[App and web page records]
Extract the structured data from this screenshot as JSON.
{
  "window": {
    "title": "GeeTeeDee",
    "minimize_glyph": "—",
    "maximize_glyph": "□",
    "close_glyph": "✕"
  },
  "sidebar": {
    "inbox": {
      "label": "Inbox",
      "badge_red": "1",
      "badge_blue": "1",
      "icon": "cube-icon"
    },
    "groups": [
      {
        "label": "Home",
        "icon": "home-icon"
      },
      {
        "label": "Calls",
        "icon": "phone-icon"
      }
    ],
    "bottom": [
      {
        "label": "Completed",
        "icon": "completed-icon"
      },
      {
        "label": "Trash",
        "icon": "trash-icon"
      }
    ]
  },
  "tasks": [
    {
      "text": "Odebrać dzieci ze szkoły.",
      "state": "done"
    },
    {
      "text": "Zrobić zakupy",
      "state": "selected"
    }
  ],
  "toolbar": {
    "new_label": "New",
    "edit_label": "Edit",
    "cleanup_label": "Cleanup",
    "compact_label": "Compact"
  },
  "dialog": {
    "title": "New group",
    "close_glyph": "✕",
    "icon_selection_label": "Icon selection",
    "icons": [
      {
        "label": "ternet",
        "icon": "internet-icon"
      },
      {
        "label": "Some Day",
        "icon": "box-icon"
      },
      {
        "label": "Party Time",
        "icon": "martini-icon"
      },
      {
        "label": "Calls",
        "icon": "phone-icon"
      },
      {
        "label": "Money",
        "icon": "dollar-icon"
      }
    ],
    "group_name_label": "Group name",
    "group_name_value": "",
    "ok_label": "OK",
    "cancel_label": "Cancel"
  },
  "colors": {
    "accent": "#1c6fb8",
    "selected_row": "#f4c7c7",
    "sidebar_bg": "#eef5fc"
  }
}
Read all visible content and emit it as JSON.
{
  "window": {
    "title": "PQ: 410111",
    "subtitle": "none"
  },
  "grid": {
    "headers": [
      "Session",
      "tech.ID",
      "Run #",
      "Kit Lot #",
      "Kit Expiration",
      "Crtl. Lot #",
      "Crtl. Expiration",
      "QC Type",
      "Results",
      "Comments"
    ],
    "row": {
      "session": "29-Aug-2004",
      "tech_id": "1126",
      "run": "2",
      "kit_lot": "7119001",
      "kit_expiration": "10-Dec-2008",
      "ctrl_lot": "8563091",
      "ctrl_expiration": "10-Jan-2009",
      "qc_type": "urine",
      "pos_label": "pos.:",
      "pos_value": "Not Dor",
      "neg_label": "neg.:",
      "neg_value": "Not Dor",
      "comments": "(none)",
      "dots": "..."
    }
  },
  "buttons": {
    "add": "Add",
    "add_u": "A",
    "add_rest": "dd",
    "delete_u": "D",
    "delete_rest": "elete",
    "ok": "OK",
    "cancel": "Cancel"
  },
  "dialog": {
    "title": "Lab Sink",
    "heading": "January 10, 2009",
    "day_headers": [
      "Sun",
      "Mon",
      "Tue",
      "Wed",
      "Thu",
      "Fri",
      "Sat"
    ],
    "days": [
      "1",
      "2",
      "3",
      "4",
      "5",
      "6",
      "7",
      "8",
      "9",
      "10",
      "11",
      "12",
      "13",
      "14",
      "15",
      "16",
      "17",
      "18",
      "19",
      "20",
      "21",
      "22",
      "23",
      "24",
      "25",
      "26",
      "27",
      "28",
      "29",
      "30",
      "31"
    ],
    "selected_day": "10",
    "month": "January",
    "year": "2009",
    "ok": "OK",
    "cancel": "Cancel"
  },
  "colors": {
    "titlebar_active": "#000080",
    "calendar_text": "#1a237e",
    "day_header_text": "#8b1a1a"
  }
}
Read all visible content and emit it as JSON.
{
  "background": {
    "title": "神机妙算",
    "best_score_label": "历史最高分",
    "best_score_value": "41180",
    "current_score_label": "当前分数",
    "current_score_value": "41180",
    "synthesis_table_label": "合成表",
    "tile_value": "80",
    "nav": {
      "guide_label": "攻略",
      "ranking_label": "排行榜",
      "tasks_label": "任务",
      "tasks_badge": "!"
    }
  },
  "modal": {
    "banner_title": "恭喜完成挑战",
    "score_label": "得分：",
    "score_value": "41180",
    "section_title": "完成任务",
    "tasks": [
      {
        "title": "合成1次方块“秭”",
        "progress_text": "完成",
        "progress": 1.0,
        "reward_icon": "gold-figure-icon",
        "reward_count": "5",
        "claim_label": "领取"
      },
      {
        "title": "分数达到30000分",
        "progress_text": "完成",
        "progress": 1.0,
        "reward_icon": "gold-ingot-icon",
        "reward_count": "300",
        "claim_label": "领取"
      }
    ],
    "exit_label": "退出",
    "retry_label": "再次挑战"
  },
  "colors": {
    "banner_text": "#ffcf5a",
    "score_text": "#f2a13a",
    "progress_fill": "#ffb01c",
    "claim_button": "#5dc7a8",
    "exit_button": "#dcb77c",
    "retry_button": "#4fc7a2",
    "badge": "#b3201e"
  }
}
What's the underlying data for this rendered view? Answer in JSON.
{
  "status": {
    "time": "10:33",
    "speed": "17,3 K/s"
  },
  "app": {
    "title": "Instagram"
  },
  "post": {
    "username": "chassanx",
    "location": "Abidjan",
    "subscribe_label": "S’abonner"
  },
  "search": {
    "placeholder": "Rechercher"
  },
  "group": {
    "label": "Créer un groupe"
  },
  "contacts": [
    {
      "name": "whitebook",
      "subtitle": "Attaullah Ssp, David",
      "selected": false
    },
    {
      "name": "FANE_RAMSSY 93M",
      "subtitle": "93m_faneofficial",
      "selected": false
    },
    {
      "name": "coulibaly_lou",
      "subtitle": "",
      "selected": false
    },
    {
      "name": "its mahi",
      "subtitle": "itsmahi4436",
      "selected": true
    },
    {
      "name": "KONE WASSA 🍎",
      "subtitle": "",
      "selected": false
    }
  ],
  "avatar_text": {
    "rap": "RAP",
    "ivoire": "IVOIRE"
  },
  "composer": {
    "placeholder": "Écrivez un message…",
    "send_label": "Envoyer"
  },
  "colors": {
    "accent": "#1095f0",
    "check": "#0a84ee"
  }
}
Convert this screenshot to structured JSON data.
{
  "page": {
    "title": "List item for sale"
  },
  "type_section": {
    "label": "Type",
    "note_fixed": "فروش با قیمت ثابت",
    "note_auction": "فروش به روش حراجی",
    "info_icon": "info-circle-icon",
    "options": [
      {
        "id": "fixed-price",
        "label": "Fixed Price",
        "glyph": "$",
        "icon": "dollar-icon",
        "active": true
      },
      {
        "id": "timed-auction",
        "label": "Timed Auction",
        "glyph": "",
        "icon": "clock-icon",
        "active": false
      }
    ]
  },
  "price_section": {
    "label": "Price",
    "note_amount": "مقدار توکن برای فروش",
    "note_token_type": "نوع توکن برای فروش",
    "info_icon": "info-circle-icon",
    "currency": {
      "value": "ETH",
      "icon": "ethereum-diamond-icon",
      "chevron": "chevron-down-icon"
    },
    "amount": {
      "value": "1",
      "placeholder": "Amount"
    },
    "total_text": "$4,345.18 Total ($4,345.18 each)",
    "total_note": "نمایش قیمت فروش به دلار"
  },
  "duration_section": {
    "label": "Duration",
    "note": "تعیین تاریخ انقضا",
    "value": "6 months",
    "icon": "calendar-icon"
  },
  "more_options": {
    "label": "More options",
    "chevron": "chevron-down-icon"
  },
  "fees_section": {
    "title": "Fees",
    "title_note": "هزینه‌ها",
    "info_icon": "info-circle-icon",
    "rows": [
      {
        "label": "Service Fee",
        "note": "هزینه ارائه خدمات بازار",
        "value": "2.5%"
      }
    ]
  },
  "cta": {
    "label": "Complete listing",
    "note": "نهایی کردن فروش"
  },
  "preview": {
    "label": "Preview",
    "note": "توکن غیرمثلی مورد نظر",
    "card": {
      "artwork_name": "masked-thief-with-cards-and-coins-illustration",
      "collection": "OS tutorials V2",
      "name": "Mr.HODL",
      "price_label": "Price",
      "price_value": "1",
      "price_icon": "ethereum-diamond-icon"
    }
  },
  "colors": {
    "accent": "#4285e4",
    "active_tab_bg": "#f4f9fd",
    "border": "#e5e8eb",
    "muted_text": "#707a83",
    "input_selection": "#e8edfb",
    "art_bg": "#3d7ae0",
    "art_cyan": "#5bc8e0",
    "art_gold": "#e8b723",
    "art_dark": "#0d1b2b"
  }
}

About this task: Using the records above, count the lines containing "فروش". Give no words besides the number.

Solution for this task: 6